Religious man who was fond of politics

Egypt's Coptic Pope Shenuda III, spiritual leader of the Middle East's largest Christian minority, died on Saturday at the age of 88, state media and cathedral sources said.
He had suffered health problems for years and recently stopped receiving treatment for liver failure and tumours or swelling in his lungs because he was too feeble, the Coptic Church said.
"The last days were the hardest in the Pope's life, as he was unable to walk," said a statement carried by the official MENA news agency.
Shenuda was forced to cancel a weekly sermon last week over health concerns.
Named pope of Alexandria in 1971, Shenuda led the Copts, estimated at 10 percent of Egypt's population of 80 million, for the best part of a generation that saw Egypt hit by a wave of Islamic militancy from which he sought to protect his people.
News of Shenuda's death was certain to cause dismay among Egypt's beleaguered Coptic population, many of whom looked up to him as a spiritual guide.
Muslim leaders in the country almost immediately sent out condolences after news of his death broke.
Shenuda's death is "a grave calamity that has afflicted all Egypt and its noble people, Muslims and Christians," the country's mufti, Ali Gomaa, said in a statement.
The Muslim's Brotherhood Freedom and Justice Party, which controls parliament and the senate, sent condolences to the country's Copts and described Shenuda as having played a big role in Egypt.
Shenuda was placed under house arrest by former president Anwar Sadat for his outspoken criticism of Sadat's courting of Islamists.
But he was supportive of Sadat's successor, Hosni Mubarak, who was overthrown by a popular uprising more than a year ago which led to an Islamist-dominated parliament -- the first in the country's history.
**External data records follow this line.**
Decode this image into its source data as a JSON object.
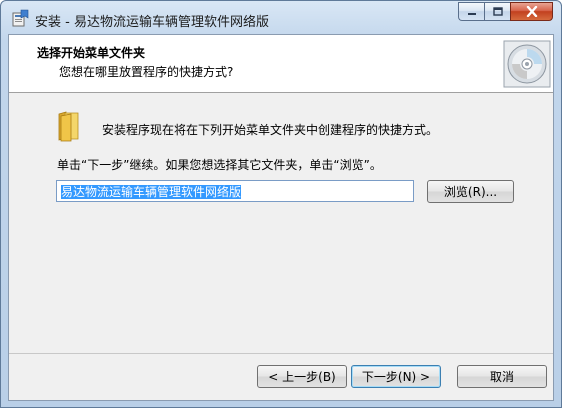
{
  "window": {
    "title": "安装 - 易达物流运输车辆管理软件网络版",
    "icon": "installer-icon",
    "controls": [
      "minimize-icon",
      "maximize-icon",
      "close-icon"
    ]
  },
  "header": {
    "title": "选择开始菜单文件夹",
    "subtitle": "您想在哪里放置程序的快捷方式?",
    "image": "disc-icon"
  },
  "body": {
    "info_text": "安装程序现在将在下列开始菜单文件夹中创建程序的快捷方式。",
    "hint_text": "单击“下一步”继续。如果您想选择其它文件夹，单击“浏览”。",
    "folder_value": "易达物流运输车辆管理软件网络版",
    "browse_label": "浏览(R)..."
  },
  "footer": {
    "back_label": "< 上一步(B)",
    "next_label": "下一步(N) >",
    "cancel_label": "取消"
  },
  "colors": {
    "selection": "#3399ff",
    "close_button": "#c2401f",
    "title_bar": "#c2d6ec"
  }
}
Shenuda, immediately recognisable by his long white beard, was believed to have viewed the widely despised Mubarak as a bulwark against Islamists, who believe non-Muslims should not be allowed to rule the country.
He was seen as a check on more radical Copts who urged more forceful reactions to sectarian attacks that have plagued their community, especially after Mubarak's ouster.
Theologically, Shenuda was conservative, slamming a court decision calling on his church to allow divorce.
Shenuda's community is one of the Oriental Orthodox churches that are not in communion either with the Roman Catholic Church or the Eastern Orthodox churches because of a 5th century disagreement over the nature of Jesus.
However, the pope maintained a keen interest in promoting church unity.
He served as head of both the World Council of Churches and the Middle East Council of Churches, and founded churches in several African countries.